_Directions for this task_
Return all lines in the data where the string "text" can be found.

Component data from apps and pages:
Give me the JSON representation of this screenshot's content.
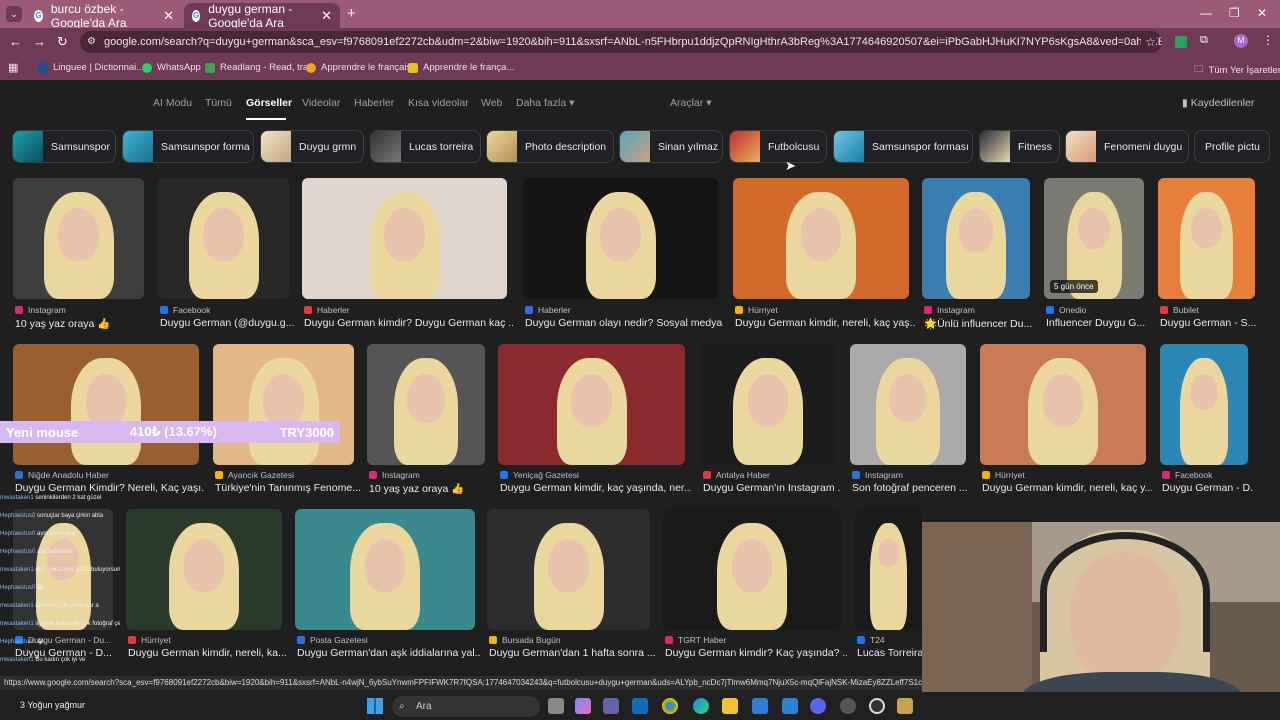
{
  "tabs": [
    {
      "title": "burcu özbek - Google'da Ara"
    },
    {
      "title": "duygu german - Google'da Ara"
    }
  ],
  "address": {
    "url": "google.com/search?q=duygu+german&sca_esv=f9768091ef2272cb&udm=2&biw=1920&bih=911&sxsrf=ANbL-n5FHbrpu1ddjzQpRNIgHthrA3bReg%3A1774646920507&ei=iPbGabHJHuKI7NYP6sKgsA8&ved=0ahUKEwixrbH6gsGTAxViBNsEHWohC..."
  },
  "bookmarks": [
    "Linguee | Dictionnai...",
    "WhatsApp",
    "Readlang - Read, tra...",
    "Apprendre le français",
    "Apprendre le françа...",
    "Tüm Yer İşaretleri"
  ],
  "google_nav": {
    "items": [
      "AI Modu",
      "Tümü",
      "Görseller",
      "Videolar",
      "Haberler",
      "Kısa videolar",
      "Web",
      "Daha fazla"
    ],
    "tools": "Araçlar",
    "saved": "Kaydedilenler"
  },
  "chips": [
    "Samsunspor",
    "Samsunspor forma",
    "Duygu grmn",
    "Lucas torreira",
    "Photo description",
    "Sinan yılmaz",
    "Futbolcusu",
    "Samsunspor forması",
    "Fitness",
    "Fenomeni duygu",
    "Profile pictu"
  ],
  "results_row1": [
    {
      "source": "Instagram",
      "caption": "10 yaş yaz oraya 👍"
    },
    {
      "source": "Facebook",
      "caption": "Duygu German (@duygu.g..."
    },
    {
      "source": "Haberler",
      "caption": "Duygu German kimdir? Duygu German kaç ..."
    },
    {
      "source": "Haberler",
      "caption": "Duygu German olayı nedir? Sosyal medya ..."
    },
    {
      "source": "Hürriyet",
      "caption": "Duygu German kimdir, nereli, kaç yaş..."
    },
    {
      "source": "Instagram",
      "caption": "🌟Ünlü influencer Du..."
    },
    {
      "source": "Onedio",
      "caption": "Influencer Duygu G...",
      "badge": "5 gün önce"
    },
    {
      "source": "Bubilet",
      "caption": "Duygu German - S..."
    }
  ],
  "results_row2": [
    {
      "source": "Niğde Anadolu Haber",
      "caption": "Duygu German Kimdir? Nereli, Kaç yaşı..."
    },
    {
      "source": "Ayancık Gazetesi",
      "caption": "Türkiye'nin Tanınmış Fenome..."
    },
    {
      "source": "Instagram",
      "caption": "10 yaş yaz oraya 👍"
    },
    {
      "source": "Yeniçağ Gazetesi",
      "caption": "Duygu German kimdir, kaç yaşında, ner..."
    },
    {
      "source": "Antalya Haber",
      "caption": "Duygu German'ın Instagram ..."
    },
    {
      "source": "Instagram",
      "caption": "Son fotoğraf penceren ..."
    },
    {
      "source": "Hürriyet",
      "caption": "Duygu German kimdir, nereli, kaç y..."
    },
    {
      "source": "Facebook",
      "caption": "Duygu German - D..."
    }
  ],
  "results_row3": [
    {
      "source": "Duygu German - Du...",
      "caption": "Duygu German - D..."
    },
    {
      "source": "Hürriyet",
      "caption": "Duygu German kimdir, nereli, ka..."
    },
    {
      "source": "Posta Gazetesi",
      "caption": "Duygu German'dan aşk iddialarına yal..."
    },
    {
      "source": "Bursada Bugün",
      "caption": "Duygu German'dan 1 hafta sonra ..."
    },
    {
      "source": "TGRT Haber",
      "caption": "Duygu German kimdir? Kaç yaşında? ..."
    },
    {
      "source": "T24",
      "caption": "Lucas Torreira i..."
    }
  ],
  "overlay": {
    "label": "Yeni mouse",
    "amount": "410₺ (13.67%)",
    "goal": "TRY3000"
  },
  "chat": [
    {
      "user": "mwastaken1",
      "text": "seninkilerden 2 kat güzel"
    },
    {
      "user": "Hephaestus0",
      "text": "sonuçlar baya çirkin abla"
    },
    {
      "user": "Hephaestus0",
      "text": "aynı evlendiler"
    },
    {
      "user": "Hephaestus0",
      "text": "alla zamanda"
    },
    {
      "user": "mwastaken1",
      "text": "ooo, yoruz mu güzel buluyorsunuz"
    },
    {
      "user": "Hephaestus0",
      "text": "😂"
    },
    {
      "user": "mwastaken1",
      "text": "diklemiş çok çirkin var a"
    },
    {
      "user": "mwastaken1",
      "text": "ilgilerle forum gerçek fotoğraf çekilmemiş"
    },
    {
      "user": "Hephaestus0",
      "text": "😂"
    },
    {
      "user": "mwastaken1",
      "text": "Bu kadın çok iyi ve"
    }
  ],
  "status_url": "https://www.google.com/search?sca_esv=f9768091ef2272cb&biw=1920&bih=911&sxsrf=ANbL-n4wjN_6ybSuYnwmFPFIFWK7R7fQSA:1774647034243&q=futbolcusu+duygu+german&uds=ALYpb_ncDc7jTlmw6Mmq7NjuX5c-mqQlFajNSK-MizaEy8ZZLeff7S1cQ9f",
  "taskbar": {
    "weather": "3 Yoğun yağmur",
    "search": "Ara"
  },
  "colors": {
    "tabbar": "#9b5a78",
    "toolbar": "#6f3a57",
    "page": "#1f1f1f",
    "overlay": "#d7b8f2"
  }
}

_Written answer_
      "text": "seninkilerden 2 kat güzel"
      "text": "sonuçlar baya çirkin abla"
      "text": "aynı evlendiler"
      "text": "alla zamanda"
      "text": "ooo, yoruz mu güzel buluyorsunuz"
      "text": "😂"
      "text": "diklemiş çok çirkin var a"
      "text": "ilgilerle forum gerçek fotoğraf çekilmemiş"
      "text": "😂"
      "text": "Bu kadın çok iyi ve"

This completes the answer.